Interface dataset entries
============================================================
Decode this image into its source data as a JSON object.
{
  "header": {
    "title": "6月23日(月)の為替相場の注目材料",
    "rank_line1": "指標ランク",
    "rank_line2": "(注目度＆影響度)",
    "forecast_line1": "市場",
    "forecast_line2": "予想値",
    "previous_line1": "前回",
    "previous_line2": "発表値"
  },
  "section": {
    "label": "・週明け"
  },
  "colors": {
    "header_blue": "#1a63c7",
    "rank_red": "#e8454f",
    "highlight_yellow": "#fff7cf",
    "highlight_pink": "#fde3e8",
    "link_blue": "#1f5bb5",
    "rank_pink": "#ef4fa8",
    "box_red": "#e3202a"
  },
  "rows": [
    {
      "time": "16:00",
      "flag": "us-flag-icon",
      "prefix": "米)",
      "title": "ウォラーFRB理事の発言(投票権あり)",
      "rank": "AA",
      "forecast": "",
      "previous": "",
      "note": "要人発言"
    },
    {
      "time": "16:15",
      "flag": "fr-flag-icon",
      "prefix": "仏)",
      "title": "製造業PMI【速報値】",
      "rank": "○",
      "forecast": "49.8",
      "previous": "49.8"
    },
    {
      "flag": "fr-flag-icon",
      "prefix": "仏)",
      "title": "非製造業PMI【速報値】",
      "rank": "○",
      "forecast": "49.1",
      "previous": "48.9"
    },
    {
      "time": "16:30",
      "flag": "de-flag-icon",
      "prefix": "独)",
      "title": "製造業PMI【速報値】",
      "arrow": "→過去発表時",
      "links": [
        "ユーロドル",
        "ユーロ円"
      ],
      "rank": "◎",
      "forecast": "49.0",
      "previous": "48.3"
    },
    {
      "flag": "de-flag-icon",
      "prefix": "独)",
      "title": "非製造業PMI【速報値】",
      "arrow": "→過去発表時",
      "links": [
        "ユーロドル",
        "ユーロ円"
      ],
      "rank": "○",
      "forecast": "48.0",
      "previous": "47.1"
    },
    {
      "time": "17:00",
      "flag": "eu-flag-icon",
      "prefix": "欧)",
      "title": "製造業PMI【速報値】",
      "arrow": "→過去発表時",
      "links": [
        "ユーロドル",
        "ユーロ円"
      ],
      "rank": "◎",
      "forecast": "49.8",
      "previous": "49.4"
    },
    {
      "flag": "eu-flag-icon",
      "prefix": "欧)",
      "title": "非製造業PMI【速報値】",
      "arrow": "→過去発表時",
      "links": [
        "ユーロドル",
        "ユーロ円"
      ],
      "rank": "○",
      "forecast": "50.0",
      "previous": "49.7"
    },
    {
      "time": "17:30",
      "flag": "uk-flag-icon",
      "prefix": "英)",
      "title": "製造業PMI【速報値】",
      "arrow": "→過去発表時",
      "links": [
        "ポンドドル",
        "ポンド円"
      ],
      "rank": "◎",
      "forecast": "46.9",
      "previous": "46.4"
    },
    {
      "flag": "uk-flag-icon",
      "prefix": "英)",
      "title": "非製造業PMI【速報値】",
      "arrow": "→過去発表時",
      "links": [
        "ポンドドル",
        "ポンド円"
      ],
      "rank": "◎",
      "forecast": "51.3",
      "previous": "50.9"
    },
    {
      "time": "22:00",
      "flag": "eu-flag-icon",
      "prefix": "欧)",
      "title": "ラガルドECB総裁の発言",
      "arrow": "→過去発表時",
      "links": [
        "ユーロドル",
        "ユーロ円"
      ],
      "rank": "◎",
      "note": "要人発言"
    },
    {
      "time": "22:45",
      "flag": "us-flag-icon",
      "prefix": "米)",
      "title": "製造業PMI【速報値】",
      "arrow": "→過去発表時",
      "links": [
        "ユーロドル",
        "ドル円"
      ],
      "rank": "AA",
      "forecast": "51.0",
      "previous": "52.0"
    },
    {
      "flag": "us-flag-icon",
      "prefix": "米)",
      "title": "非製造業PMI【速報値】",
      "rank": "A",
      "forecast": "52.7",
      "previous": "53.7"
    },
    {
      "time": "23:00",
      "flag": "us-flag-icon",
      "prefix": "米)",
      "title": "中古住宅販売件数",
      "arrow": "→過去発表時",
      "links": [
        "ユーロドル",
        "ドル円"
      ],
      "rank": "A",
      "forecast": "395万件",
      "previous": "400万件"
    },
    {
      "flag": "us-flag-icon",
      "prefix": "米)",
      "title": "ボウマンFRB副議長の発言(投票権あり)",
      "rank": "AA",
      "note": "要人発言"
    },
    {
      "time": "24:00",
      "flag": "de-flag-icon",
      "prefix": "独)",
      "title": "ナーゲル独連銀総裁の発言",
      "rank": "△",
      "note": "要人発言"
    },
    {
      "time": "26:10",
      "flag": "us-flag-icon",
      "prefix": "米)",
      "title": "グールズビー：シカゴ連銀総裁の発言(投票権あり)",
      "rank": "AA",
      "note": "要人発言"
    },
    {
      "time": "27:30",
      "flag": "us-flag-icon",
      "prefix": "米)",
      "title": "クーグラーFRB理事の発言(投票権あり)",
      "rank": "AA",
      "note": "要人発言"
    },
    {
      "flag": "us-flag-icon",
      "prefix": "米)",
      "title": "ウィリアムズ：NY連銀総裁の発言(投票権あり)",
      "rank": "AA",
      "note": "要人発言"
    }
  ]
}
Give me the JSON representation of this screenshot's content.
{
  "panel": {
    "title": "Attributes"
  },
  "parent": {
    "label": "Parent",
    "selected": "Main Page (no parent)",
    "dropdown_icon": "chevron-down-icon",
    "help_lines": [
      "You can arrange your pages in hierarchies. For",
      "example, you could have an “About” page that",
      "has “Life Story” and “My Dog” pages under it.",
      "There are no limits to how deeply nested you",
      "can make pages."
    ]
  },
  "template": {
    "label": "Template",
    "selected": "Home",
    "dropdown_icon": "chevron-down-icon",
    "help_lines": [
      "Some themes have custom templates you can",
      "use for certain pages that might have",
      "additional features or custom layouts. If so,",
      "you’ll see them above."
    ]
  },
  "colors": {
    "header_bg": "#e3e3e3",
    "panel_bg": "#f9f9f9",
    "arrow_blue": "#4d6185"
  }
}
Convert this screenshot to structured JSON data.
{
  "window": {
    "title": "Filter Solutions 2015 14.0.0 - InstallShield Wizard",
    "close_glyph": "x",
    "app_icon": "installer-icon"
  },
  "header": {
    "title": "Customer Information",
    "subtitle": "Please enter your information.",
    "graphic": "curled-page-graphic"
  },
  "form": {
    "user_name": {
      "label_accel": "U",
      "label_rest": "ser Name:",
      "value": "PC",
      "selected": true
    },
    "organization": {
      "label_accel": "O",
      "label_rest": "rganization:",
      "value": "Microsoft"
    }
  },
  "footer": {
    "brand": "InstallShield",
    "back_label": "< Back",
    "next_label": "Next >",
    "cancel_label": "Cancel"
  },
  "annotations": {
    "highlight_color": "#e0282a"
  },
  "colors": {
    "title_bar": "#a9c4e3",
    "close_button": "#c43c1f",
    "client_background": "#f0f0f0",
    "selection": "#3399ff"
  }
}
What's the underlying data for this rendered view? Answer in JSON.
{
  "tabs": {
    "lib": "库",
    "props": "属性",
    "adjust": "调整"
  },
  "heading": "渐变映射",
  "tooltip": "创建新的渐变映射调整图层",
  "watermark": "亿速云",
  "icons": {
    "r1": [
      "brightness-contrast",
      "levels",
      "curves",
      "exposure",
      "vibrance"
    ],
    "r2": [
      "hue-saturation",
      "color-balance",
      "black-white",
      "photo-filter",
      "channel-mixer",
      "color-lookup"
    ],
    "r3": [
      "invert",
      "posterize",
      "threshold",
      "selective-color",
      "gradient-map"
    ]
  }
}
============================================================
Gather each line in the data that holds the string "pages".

#### RESPONSE TO THE EXERCISE:
      "You can arrange your pages in hierarchies. For",
      "has “Life Story” and “My Dog” pages under it.",
      "can make pages."
      "use for certain pages that might have",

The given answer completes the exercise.